Find how many lines below mention "append". Nothing but the number is needed.
__________________________________________________
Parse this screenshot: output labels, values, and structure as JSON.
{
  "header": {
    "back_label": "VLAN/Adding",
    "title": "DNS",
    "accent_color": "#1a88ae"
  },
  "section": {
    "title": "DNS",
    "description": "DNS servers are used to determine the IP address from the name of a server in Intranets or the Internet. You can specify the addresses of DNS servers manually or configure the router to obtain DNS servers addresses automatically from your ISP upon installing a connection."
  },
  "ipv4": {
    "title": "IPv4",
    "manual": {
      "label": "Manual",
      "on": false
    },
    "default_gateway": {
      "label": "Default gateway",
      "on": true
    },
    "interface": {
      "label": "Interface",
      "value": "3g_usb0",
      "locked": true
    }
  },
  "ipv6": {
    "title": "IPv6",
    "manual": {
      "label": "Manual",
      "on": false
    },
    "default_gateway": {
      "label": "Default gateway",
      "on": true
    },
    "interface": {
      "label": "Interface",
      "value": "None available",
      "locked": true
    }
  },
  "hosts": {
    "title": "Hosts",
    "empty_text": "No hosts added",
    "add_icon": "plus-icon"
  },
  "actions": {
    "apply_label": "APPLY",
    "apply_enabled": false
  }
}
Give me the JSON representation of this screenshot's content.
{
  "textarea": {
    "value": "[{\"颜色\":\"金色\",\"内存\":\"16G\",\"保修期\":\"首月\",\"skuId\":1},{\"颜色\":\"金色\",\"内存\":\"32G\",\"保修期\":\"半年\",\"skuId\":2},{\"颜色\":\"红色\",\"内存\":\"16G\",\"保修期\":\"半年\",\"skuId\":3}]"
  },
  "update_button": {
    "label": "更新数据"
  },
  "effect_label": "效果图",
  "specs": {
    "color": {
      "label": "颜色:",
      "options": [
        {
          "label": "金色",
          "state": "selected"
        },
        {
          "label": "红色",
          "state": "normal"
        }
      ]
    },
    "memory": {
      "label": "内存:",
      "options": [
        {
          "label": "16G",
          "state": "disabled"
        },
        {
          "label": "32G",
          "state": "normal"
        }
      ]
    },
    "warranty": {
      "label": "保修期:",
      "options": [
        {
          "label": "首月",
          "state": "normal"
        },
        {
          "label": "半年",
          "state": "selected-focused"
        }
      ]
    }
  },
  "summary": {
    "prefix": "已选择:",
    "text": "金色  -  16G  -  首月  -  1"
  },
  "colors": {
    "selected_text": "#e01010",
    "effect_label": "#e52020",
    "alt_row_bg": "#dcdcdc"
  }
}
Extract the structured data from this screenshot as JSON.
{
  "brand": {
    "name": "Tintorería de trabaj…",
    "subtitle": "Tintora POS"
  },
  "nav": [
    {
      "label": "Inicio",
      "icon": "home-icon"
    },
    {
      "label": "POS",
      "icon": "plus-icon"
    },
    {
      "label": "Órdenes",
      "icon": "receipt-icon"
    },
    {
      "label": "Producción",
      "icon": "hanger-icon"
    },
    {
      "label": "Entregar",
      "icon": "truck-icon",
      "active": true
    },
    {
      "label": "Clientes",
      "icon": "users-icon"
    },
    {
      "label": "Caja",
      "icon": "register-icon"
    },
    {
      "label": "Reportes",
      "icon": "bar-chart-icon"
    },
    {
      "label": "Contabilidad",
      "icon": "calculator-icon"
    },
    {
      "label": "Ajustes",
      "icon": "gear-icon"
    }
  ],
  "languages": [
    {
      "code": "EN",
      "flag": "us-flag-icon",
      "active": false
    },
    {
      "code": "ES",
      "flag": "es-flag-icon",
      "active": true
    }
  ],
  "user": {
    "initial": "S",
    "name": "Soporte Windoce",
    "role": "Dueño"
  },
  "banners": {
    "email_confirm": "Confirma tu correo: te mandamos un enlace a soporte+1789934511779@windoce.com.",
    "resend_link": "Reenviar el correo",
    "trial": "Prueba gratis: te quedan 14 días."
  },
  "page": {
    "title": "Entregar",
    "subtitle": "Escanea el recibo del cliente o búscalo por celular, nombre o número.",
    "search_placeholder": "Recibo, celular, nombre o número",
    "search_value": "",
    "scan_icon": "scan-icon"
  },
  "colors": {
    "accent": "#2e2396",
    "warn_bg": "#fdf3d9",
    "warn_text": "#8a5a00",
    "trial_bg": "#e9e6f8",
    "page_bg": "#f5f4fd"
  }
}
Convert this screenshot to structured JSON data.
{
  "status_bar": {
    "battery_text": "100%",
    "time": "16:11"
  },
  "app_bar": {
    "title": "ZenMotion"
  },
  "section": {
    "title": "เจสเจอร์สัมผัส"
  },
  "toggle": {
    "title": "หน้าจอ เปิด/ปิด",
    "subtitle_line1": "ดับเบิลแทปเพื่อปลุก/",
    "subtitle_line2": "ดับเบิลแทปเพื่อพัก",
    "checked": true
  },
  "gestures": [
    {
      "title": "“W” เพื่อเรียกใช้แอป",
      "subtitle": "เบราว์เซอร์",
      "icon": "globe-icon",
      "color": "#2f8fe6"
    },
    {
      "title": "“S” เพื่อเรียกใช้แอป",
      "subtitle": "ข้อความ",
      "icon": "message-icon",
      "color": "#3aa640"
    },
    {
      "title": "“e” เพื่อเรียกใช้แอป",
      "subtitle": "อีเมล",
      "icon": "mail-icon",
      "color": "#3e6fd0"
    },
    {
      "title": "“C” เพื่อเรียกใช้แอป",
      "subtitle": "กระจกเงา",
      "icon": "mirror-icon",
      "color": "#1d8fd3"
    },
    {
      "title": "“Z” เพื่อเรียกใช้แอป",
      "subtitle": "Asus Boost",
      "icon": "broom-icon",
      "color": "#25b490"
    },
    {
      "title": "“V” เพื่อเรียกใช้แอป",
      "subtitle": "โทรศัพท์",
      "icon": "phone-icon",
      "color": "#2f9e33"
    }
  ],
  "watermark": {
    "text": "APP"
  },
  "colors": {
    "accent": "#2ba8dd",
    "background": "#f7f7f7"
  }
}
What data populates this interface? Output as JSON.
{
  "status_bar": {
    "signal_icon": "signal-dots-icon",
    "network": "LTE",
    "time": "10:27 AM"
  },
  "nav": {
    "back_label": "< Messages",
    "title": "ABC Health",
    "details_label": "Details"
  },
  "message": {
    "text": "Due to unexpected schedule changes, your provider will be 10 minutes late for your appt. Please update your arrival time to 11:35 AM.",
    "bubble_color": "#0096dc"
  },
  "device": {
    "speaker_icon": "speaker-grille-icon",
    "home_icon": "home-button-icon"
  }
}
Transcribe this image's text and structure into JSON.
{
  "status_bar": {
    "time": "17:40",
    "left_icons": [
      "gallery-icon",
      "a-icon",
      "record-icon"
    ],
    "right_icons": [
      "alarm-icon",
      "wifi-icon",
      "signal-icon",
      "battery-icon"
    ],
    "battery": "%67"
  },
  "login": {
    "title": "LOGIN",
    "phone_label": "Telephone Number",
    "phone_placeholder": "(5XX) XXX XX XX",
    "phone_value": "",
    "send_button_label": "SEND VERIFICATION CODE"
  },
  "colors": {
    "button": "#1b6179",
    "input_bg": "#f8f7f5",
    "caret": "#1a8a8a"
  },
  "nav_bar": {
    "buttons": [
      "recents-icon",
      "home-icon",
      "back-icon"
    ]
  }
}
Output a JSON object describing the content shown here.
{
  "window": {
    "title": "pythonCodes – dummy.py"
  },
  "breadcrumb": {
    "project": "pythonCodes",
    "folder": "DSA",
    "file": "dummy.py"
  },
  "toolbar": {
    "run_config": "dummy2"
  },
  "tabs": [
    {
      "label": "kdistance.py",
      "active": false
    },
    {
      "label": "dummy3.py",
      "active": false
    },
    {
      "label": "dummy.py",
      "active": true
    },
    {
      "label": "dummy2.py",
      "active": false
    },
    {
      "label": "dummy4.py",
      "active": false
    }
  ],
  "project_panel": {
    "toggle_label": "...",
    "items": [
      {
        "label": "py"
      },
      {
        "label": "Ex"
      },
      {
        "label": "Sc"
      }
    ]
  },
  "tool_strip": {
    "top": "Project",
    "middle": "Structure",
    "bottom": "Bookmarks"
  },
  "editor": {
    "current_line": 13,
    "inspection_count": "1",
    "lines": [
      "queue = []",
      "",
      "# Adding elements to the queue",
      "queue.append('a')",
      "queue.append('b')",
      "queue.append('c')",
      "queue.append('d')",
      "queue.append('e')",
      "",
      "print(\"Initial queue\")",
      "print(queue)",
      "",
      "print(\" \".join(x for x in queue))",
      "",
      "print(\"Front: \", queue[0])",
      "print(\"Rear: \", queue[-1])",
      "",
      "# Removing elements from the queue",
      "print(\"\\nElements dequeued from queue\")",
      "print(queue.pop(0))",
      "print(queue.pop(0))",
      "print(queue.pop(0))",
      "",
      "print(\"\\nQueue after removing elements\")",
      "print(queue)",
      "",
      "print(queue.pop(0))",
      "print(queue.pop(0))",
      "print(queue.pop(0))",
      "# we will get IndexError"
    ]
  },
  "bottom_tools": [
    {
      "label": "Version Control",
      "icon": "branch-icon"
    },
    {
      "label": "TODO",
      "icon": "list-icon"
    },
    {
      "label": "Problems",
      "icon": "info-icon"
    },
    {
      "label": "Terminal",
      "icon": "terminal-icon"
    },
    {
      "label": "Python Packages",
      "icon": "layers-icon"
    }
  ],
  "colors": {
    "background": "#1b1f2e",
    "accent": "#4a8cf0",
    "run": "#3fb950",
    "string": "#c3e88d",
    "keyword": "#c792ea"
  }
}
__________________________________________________
Response
5